▶ **Requirement**:
From the records below, copy out each line that has the word "airports".
*** Records supplied ***
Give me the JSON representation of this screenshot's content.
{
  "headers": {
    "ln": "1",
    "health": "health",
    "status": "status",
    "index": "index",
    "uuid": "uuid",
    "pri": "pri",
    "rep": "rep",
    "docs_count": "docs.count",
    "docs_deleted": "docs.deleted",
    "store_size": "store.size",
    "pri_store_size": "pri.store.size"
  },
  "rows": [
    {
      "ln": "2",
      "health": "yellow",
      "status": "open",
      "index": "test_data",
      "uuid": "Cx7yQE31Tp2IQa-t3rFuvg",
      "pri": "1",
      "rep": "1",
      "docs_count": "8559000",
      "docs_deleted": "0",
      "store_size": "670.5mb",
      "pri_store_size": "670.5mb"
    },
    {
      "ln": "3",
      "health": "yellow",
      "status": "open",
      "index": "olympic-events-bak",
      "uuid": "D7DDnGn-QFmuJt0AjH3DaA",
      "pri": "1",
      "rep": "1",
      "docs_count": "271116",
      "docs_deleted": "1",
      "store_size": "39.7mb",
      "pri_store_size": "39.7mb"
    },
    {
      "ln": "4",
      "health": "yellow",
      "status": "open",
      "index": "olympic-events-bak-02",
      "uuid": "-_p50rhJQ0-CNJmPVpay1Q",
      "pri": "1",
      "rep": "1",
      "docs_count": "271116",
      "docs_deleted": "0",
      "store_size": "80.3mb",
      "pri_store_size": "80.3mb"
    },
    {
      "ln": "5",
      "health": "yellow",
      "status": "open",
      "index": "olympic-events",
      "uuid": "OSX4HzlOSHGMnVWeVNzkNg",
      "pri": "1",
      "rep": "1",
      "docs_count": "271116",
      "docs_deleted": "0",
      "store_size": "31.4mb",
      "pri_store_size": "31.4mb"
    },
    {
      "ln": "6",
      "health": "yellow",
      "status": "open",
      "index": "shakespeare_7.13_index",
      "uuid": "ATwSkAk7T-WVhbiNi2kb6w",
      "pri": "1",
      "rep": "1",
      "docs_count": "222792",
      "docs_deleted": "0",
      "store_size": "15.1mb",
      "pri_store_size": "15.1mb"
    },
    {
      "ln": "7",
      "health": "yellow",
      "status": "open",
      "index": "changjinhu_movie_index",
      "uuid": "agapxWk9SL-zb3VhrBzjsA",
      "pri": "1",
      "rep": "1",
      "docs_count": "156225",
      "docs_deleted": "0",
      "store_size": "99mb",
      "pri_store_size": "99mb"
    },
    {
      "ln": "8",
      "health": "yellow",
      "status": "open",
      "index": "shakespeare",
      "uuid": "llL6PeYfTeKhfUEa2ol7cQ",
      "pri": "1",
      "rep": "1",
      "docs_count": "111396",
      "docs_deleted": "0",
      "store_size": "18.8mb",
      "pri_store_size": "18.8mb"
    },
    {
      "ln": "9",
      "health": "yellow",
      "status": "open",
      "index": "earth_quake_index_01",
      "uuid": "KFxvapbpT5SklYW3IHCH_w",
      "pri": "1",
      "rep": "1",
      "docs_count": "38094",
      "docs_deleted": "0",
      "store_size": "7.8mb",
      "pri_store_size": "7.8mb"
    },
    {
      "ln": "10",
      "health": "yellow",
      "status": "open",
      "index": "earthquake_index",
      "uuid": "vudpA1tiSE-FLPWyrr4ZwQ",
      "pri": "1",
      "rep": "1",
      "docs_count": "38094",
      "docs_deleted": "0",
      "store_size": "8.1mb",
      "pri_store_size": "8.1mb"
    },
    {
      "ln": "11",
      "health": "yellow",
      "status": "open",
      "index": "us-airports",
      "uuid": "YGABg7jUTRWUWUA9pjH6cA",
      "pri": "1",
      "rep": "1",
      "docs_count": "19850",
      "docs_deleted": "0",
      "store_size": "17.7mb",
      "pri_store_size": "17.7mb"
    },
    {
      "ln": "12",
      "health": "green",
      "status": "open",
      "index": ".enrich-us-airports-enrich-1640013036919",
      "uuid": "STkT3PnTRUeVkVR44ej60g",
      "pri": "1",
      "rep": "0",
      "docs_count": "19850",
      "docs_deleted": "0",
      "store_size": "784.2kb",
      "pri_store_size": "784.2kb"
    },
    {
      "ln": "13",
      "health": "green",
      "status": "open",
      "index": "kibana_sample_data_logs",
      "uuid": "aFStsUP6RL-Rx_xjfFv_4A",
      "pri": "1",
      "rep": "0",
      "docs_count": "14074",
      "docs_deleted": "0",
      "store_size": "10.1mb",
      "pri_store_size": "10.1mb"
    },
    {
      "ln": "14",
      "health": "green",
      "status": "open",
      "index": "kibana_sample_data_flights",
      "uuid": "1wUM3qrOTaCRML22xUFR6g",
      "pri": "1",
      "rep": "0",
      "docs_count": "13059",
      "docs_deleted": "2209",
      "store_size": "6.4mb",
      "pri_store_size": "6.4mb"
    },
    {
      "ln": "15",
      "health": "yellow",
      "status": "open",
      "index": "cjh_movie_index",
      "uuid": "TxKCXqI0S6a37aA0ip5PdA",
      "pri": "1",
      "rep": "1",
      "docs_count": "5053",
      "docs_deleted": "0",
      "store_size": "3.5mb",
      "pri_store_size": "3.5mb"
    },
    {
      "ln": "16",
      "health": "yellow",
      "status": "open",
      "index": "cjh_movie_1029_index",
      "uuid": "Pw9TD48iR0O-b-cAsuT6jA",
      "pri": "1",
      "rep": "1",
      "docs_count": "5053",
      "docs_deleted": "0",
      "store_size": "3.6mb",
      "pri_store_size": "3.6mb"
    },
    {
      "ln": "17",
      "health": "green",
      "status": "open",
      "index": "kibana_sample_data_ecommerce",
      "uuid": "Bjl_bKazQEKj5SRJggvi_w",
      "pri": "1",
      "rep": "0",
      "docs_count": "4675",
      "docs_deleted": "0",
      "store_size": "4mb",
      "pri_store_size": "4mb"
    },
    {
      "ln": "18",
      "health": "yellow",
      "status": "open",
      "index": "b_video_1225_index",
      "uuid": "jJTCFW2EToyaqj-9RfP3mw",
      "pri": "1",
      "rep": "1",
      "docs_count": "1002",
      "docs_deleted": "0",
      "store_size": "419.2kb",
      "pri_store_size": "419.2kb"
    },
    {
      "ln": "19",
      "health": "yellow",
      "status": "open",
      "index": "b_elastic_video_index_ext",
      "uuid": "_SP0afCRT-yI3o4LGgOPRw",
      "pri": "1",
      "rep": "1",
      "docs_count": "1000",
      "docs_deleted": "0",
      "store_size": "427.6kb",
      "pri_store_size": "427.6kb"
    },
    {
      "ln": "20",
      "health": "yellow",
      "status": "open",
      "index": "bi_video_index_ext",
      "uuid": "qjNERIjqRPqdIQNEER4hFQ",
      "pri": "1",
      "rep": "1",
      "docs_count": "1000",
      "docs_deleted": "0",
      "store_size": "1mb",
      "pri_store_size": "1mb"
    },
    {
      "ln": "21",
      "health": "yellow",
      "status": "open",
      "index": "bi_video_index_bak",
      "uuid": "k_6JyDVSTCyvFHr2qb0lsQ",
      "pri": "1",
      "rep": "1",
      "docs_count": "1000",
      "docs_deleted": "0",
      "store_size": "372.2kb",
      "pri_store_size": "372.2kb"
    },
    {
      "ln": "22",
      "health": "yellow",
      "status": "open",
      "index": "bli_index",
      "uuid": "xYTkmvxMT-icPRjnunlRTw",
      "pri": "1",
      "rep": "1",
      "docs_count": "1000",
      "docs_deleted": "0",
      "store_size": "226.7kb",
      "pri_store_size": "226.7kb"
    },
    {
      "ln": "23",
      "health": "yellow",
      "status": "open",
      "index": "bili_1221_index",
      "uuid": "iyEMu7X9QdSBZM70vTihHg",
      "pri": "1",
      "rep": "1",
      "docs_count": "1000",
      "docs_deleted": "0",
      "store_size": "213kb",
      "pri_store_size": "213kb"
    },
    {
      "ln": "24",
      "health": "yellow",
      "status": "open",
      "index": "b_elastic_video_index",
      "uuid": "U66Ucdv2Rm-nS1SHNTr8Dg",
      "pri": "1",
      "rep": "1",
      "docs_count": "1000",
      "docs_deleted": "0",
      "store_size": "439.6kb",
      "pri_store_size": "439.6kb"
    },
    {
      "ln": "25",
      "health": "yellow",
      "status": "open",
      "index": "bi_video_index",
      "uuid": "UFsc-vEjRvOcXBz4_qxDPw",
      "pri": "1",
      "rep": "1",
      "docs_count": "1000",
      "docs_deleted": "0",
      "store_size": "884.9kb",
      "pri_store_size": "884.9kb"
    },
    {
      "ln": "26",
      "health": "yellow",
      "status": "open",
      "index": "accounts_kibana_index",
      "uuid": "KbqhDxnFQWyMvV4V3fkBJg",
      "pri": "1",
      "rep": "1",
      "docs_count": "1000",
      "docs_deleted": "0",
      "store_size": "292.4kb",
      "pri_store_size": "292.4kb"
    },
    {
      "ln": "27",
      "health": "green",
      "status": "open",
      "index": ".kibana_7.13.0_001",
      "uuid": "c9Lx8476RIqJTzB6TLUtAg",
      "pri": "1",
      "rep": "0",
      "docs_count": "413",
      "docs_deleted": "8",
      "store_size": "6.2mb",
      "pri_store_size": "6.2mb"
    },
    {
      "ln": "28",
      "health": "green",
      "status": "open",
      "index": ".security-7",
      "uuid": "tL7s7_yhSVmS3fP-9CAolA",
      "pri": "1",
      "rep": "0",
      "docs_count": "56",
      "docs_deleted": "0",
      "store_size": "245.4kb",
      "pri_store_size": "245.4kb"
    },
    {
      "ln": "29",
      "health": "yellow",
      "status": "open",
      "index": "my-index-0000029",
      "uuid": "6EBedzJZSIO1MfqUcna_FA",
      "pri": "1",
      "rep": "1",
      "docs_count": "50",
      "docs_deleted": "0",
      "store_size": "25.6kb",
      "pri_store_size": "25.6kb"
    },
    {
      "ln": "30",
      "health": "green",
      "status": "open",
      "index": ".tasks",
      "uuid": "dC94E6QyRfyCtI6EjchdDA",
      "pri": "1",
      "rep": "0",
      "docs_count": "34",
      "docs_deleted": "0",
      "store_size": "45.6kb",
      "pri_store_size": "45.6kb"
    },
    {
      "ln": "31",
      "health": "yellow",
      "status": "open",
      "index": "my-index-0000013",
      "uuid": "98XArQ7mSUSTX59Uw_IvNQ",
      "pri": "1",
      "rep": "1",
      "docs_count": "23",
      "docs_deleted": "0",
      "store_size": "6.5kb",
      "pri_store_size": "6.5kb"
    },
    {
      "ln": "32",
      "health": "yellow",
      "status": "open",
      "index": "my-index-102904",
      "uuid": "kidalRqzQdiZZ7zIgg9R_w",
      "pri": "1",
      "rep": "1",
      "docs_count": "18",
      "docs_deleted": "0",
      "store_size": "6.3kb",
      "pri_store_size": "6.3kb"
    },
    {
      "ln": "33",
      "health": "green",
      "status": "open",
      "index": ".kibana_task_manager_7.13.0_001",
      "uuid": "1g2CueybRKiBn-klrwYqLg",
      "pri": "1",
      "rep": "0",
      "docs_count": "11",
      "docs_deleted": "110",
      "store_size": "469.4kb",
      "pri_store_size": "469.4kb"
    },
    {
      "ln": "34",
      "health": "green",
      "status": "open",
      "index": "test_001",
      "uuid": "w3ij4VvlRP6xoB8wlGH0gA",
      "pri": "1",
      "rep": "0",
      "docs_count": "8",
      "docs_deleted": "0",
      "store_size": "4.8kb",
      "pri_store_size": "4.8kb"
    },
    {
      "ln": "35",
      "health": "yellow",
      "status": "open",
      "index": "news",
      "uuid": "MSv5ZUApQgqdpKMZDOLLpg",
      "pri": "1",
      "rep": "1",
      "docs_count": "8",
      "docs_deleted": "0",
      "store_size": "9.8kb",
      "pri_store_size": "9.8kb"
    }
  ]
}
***
▶ **Answer box**:
      "index": "us-airports",
      "index": ".enrich-us-airports-enrich-1640013036919",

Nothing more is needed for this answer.